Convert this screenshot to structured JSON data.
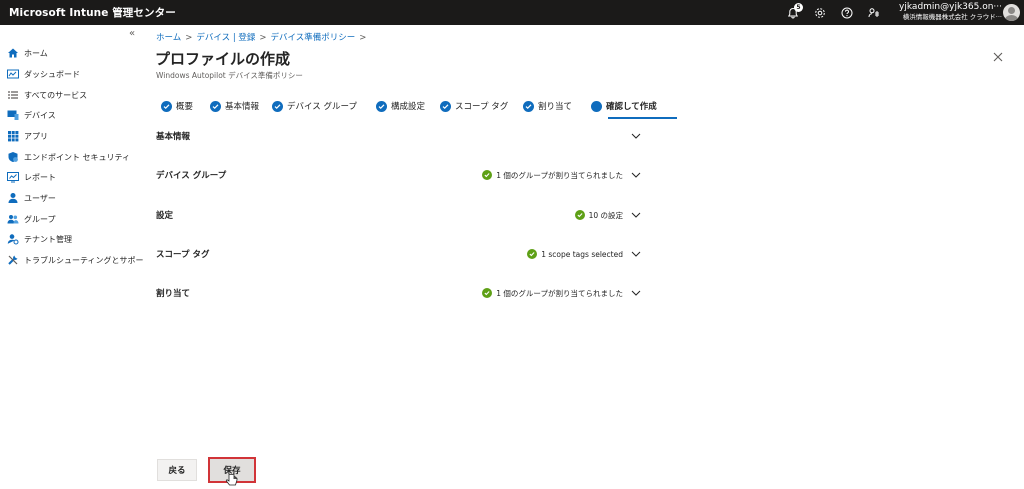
{
  "app": {
    "title": "Microsoft Intune 管理センター"
  },
  "topbar": {
    "notification_count": "5",
    "account_email": "yjkadmin@yjk365.on···",
    "account_org": "横浜情報機器株式会社 クラウド···"
  },
  "sidebar": {
    "collapse_glyph": "«",
    "items": [
      {
        "label": "ホーム",
        "icon": "home-icon"
      },
      {
        "label": "ダッシュボード",
        "icon": "dashboard-icon"
      },
      {
        "label": "すべてのサービス",
        "icon": "list-icon"
      },
      {
        "label": "デバイス",
        "icon": "devices-icon"
      },
      {
        "label": "アプリ",
        "icon": "apps-icon"
      },
      {
        "label": "エンドポイント セキュリティ",
        "icon": "endpoint-security-icon"
      },
      {
        "label": "レポート",
        "icon": "reports-icon"
      },
      {
        "label": "ユーザー",
        "icon": "user-icon"
      },
      {
        "label": "グループ",
        "icon": "groups-icon"
      },
      {
        "label": "テナント管理",
        "icon": "tenant-admin-icon"
      },
      {
        "label": "トラブルシューティングとサポート",
        "icon": "troubleshoot-icon"
      }
    ]
  },
  "breadcrumb": [
    "ホーム",
    "デバイス | 登録",
    "デバイス準備ポリシー"
  ],
  "page": {
    "title": "プロファイルの作成",
    "more_glyph": "···",
    "subtitle": "Windows Autopilot デバイス準備ポリシー"
  },
  "steps": [
    {
      "label": "概要",
      "state": "complete"
    },
    {
      "label": "基本情報",
      "state": "complete"
    },
    {
      "label": "デバイス グループ",
      "state": "complete"
    },
    {
      "label": "構成設定",
      "state": "complete"
    },
    {
      "label": "スコープ タグ",
      "state": "complete"
    },
    {
      "label": "割り当て",
      "state": "complete"
    },
    {
      "label": "確認して作成",
      "state": "current"
    }
  ],
  "sections": [
    {
      "title": "基本情報",
      "status": ""
    },
    {
      "title": "デバイス グループ",
      "status": "1 個のグループが割り当てられました"
    },
    {
      "title": "設定",
      "status": "10 の設定"
    },
    {
      "title": "スコープ タグ",
      "status": "1 scope tags selected"
    },
    {
      "title": "割り当て",
      "status": "1 個のグループが割り当てられました"
    }
  ],
  "footer": {
    "back_label": "戻る",
    "save_label": "保存"
  },
  "colors": {
    "accent": "#0f6cbd",
    "success": "#5ea016",
    "highlight": "#d13438",
    "topbar": "#1b1a19"
  }
}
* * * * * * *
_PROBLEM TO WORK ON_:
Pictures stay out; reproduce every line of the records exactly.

_PROBLEM SOLUTION_:
Convert this screenshot to structured JSON data.
{
  "app": {
    "title": "Microsoft Intune 管理センター"
  },
  "topbar": {
    "notification_count": "5",
    "account_email": "yjkadmin@yjk365.on···",
    "account_org": "横浜情報機器株式会社 クラウド···"
  },
  "sidebar": {
    "collapse_glyph": "«",
    "items": [
      {
        "label": "ホーム",
        "icon": "home-icon"
      },
      {
        "label": "ダッシュボード",
        "icon": "dashboard-icon"
      },
      {
        "label": "すべてのサービス",
        "icon": "list-icon"
      },
      {
        "label": "デバイス",
        "icon": "devices-icon"
      },
      {
        "label": "アプリ",
        "icon": "apps-icon"
      },
      {
        "label": "エンドポイント セキュリティ",
        "icon": "endpoint-security-icon"
      },
      {
        "label": "レポート",
        "icon": "reports-icon"
      },
      {
        "label": "ユーザー",
        "icon": "user-icon"
      },
      {
        "label": "グループ",
        "icon": "groups-icon"
      },
      {
        "label": "テナント管理",
        "icon": "tenant-admin-icon"
      },
      {
        "label": "トラブルシューティングとサポート",
        "icon": "troubleshoot-icon"
      }
    ]
  },
  "breadcrumb": [
    "ホーム",
    "デバイス | 登録",
    "デバイス準備ポリシー"
  ],
  "page": {
    "title": "プロファイルの作成",
    "more_glyph": "···",
    "subtitle": "Windows Autopilot デバイス準備ポリシー"
  },
  "steps": [
    {
      "label": "概要",
      "state": "complete"
    },
    {
      "label": "基本情報",
      "state": "complete"
    },
    {
      "label": "デバイス グループ",
      "state": "complete"
    },
    {
      "label": "構成設定",
      "state": "complete"
    },
    {
      "label": "スコープ タグ",
      "state": "complete"
    },
    {
      "label": "割り当て",
      "state": "complete"
    },
    {
      "label": "確認して作成",
      "state": "current"
    }
  ],
  "sections": [
    {
      "title": "基本情報",
      "status": ""
    },
    {
      "title": "デバイス グループ",
      "status": "1 個のグループが割り当てられました"
    },
    {
      "title": "設定",
      "status": "10 の設定"
    },
    {
      "title": "スコープ タグ",
      "status": "1 scope tags selected"
    },
    {
      "title": "割り当て",
      "status": "1 個のグループが割り当てられました"
    }
  ],
  "footer": {
    "back_label": "戻る",
    "save_label": "保存"
  },
  "colors": {
    "accent": "#0f6cbd",
    "success": "#5ea016",
    "highlight": "#d13438",
    "topbar": "#1b1a19"
  }
}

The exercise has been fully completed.